- Is how meaning constructed fair?
- Do artists need to justify their work?
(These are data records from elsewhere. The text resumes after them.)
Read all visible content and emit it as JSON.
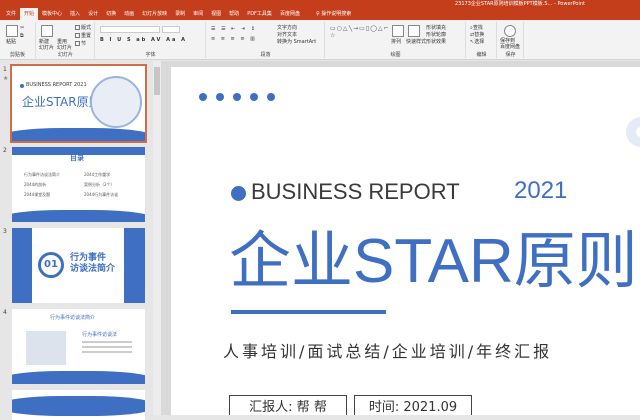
{
  "window": {
    "title": "23173企业STAR原则培训模板PPT模板.S… - PowerPoint"
  },
  "tabs": [
    "文件",
    "开始",
    "模板中心",
    "插入",
    "设计",
    "切换",
    "动画",
    "幻灯片放映",
    "录制",
    "审阅",
    "视图",
    "帮助",
    "PDF工具集",
    "百度网盘"
  ],
  "active_tab": "开始",
  "help_tab": "操作说明搜索",
  "ribbon": {
    "groups": [
      "剪贴板",
      "幻灯片",
      "字体",
      "段落",
      "绘图",
      "编辑",
      "保存"
    ],
    "paste": "粘贴",
    "new_slide": "新建\n幻灯片",
    "reuse_slide": "重用\n幻灯片",
    "layout": "版式",
    "reset": "重置",
    "section": "节",
    "text_direction": "文字方向",
    "align_text": "对齐文本",
    "smartart": "转换为 SmartArt",
    "arrange": "排列",
    "quick_styles": "快速样式",
    "shape_fill": "形状填充",
    "shape_outline": "形状轮廓",
    "shape_effects": "形状效果",
    "find": "查找",
    "replace": "替换",
    "select": "选择",
    "save_baidu": "保存到\n百度网盘"
  },
  "thumbnails": [
    {
      "num": "1",
      "biz": "BUSINESS REPORT 2021",
      "title": "企业STAR原则"
    },
    {
      "num": "2",
      "title": "目录",
      "items": [
        "行为事件访谈法简介",
        "2044的剖析",
        "2044课堂及题",
        "2044工作重学",
        "案例分析（2个）",
        "2044行为事件访谈"
      ]
    },
    {
      "num": "3",
      "badge": "01",
      "title": "行为事件\n访谈法简介"
    },
    {
      "num": "4",
      "heading": "行为事件访谈法简介",
      "sub": "行为事件访谈法"
    }
  ],
  "slide": {
    "biz": "BUSINESS REPORT",
    "year": "2021",
    "title": "企业STAR原则",
    "subtitle": "人事培训/面试总结/企业培训/年终汇报",
    "reporter": "汇报人: 帮 帮",
    "time": "时间: 2021.09"
  },
  "colors": {
    "brand": "#c43e1c",
    "accent": "#3f6fc3"
  }
}
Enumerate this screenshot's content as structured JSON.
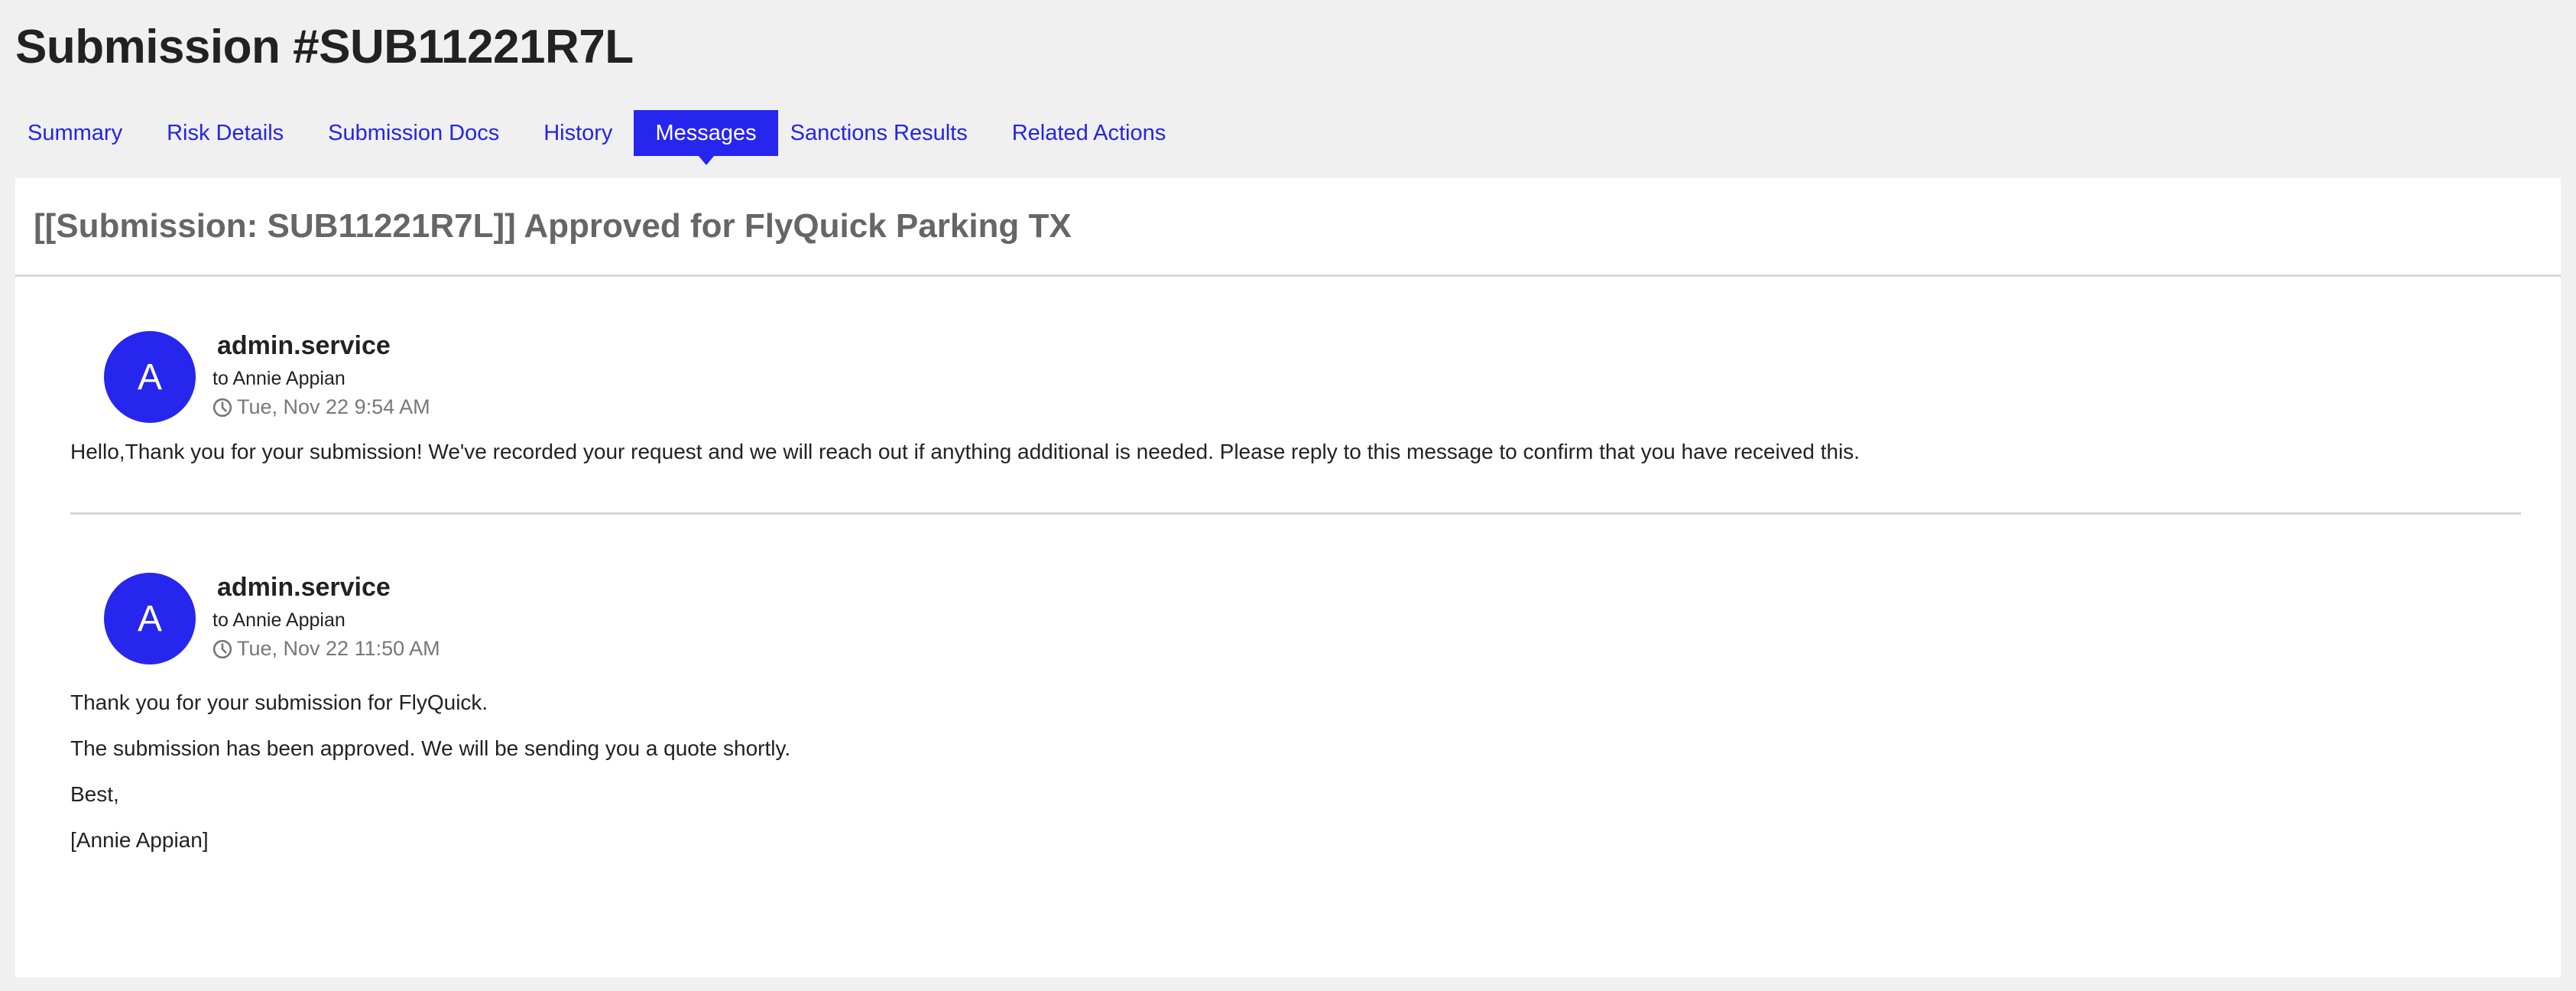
{
  "page": {
    "title": "Submission #SUB11221R7L"
  },
  "tabs": [
    {
      "label": "Summary",
      "active": false
    },
    {
      "label": "Risk Details",
      "active": false
    },
    {
      "label": "Submission Docs",
      "active": false
    },
    {
      "label": "History",
      "active": false
    },
    {
      "label": "Messages",
      "active": true
    },
    {
      "label": "Sanctions Results",
      "active": false
    },
    {
      "label": "Related Actions",
      "active": false
    }
  ],
  "thread": {
    "subject": "[[Submission: SUB11221R7L]] Approved for FlyQuick Parking TX",
    "messages": [
      {
        "avatar_initial": "A",
        "sender": "admin.service",
        "recipient": "to Annie Appian",
        "timestamp_icon": "clock-icon",
        "timestamp": "Tue, Nov 22 9:54 AM",
        "body": [
          "Hello,Thank you for your submission! We've recorded your request and we will reach out if anything additional is needed. Please reply to this message to confirm that you have received this."
        ]
      },
      {
        "avatar_initial": "A",
        "sender": "admin.service",
        "recipient": "to Annie Appian",
        "timestamp_icon": "clock-icon",
        "timestamp": "Tue, Nov 22 11:50 AM",
        "body": [
          "Thank you for your submission for FlyQuick.",
          "The submission has been approved. We will be sending you a quote shortly.",
          "Best,",
          "[Annie Appian]"
        ]
      }
    ]
  },
  "colors": {
    "accent": "#2626ee",
    "link": "#2424e6",
    "page_background": "#f0f0f0",
    "subject_text": "#666666",
    "divider": "#d6d6d6"
  }
}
Nicole Brydson begins the discussion by asking the broad question “what is meaning?” to gauge how the contributors will respond to the loaded question. The conversation gets in-depth right away as Ester Neff describes how meaning is relational and is something that has an affect or is affective. Victoria Valencia explains how meaning cannot exist without purpose which Ester rebuttals by discussing how purpose has a functionality and is a capitalist form of intention while meaning is related to a sensory experience and less functional. The conversation begins to take a turn toward the relationship between art and media. Mindy Abovitz decribes the broad term of media as a prepared message in a specific platform. We begin to discuss how meaning is mediated through the sources that create media. For instance, Eric Farber describes how media generators are controlled by a few small groups of people even though there is an illusion of democracy within this system. We see how the messages we receive that translate into certain types of meanings for us can be manipulated and prepared in specific ways. We begin to talk about how this relates to artists creating work and the pressure from an audience to justify this work. Rae Goodman explains that she is happy to talk about her work with an audience but the communication is the work itself and the translation of it into words can never speak louder than the work. Eric Farber talks about how the audience may know more about the work than the artist does and having to justify the work sometimes becomes problematic if the artist is incorrect. He mentions that the intention that an artist had in preparation for the work can put them on a pedestal away from the audience.